The Encyclopedia of Science Fiction, edited by Peter Nicholls, was first published in 1979. Frank Herbert hailed it as “The most valuable science fiction source book ever written.” Issac Asimov predicted, “It will become the bible for all science fiction fans.”
Both endorsements still hold the ring of truth. Ever since I added it to my reference shelf, it’s been my go-to source for SF-related research. Its editors include Peter Nicholls (general); John Clute (associate); Carolyn Eardley (technical); and Malcolm Edwards and Brian Stableford (contributing). Of course there’s a checklist of contributors beyond the official editing roster—a book of this size and scope requires a small army to compile—but I won’t repeat it here. Suffice to say it’s long, impressive, and any person listed deserves our thanks for bringing this encyclopedia to life.
The book includes only a few pages of orientation, covering seven topics:
Introduction Background on the size and scope of the project. It’s built on its predecessors, but the team strove to research their topics from original sources whenever possible to ensure accuracy as best they could. The focus is SF—authors, themes, films, magazines, illustrators, editors, critics, film-makers, publishers, pseudonyms, series, television, original anthologies, comics, countries in addition to the Anglo-American works which dominate the volume, terminology, awards, fanzines, and finally miscellanea such as conventions, fandom and fan language (aka jargon). Fantasy writers who have been important influences within the SF field are included. “This work is not only an Encyclopedia of sf, but also a comprehensive history of and commentary on the genre.”
How to Use this Book Details of the alphabetical rules; bibliographical inclusion and exclusion guidelines; and other important rules are clearly explained.
Checklist of Contributors A key to each author’s entries which are indicated by their initials, and a little background on each of them.
Checklist of Themes Beginning with “Absurdist SF” and ending with “Women.” “We have included 175 theme entries, each consisting of a short essay . . . discussing the importance of the theme in sf and the history of modern thought generally, and the variety of ways in which it has been treated over the years.”
Checklist of Abbreviations and Picture Credits
Of the book’s 672 pages, 658 are devoted to content. A quick page-averaging count calculates about 4,500 entries.

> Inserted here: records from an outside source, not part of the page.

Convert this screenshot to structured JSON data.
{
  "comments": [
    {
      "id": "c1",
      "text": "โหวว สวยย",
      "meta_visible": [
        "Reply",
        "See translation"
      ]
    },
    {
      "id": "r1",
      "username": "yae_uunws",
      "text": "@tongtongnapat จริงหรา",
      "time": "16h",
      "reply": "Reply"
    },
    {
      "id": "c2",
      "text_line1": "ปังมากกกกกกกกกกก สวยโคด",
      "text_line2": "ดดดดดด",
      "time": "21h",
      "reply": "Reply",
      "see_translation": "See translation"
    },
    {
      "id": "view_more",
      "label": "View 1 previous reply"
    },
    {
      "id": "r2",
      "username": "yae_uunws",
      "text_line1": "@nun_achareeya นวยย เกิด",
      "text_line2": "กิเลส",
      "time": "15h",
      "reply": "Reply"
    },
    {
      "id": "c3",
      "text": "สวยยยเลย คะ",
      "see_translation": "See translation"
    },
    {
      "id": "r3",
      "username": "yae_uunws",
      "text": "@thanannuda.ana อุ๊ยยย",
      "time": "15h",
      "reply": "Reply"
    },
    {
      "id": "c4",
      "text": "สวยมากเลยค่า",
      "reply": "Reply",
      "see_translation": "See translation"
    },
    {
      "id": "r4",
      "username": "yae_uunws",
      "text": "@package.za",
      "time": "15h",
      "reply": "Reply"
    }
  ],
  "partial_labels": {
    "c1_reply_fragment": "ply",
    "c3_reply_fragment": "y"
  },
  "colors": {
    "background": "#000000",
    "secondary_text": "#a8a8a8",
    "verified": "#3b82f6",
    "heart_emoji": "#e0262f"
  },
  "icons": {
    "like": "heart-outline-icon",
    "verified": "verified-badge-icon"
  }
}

In today’s age of info access online, The Encyclopedia of Science Fiction book is far less valuable than it was in the last century, superseded by its online version (sf-encyclopedia.com, now with 16,700+ entries), the Internet Speculative Fiction Database (isfdb.org), and even Wikipedia. However, the book version remains easy to use, comprehensive, and is often the best starting point researching a given topic or author. It’s also more fun to browse than the web—and easily as distracting.